Within the records below, how many lines contain "Estrela"? The answer is that number alone.

----

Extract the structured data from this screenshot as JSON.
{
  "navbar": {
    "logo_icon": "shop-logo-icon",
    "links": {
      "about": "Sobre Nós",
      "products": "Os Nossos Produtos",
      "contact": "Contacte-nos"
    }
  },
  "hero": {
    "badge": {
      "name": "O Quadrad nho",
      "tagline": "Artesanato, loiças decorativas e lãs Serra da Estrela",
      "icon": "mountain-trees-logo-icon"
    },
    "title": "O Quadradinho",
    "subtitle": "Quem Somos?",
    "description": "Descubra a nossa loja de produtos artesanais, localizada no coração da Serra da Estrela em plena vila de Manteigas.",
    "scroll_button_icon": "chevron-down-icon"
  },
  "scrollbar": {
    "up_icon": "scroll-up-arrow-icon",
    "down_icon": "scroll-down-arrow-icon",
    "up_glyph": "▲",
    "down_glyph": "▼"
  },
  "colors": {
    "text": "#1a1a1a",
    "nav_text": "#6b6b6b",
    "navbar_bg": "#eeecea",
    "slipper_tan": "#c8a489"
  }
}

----

◆ **Task response**:
2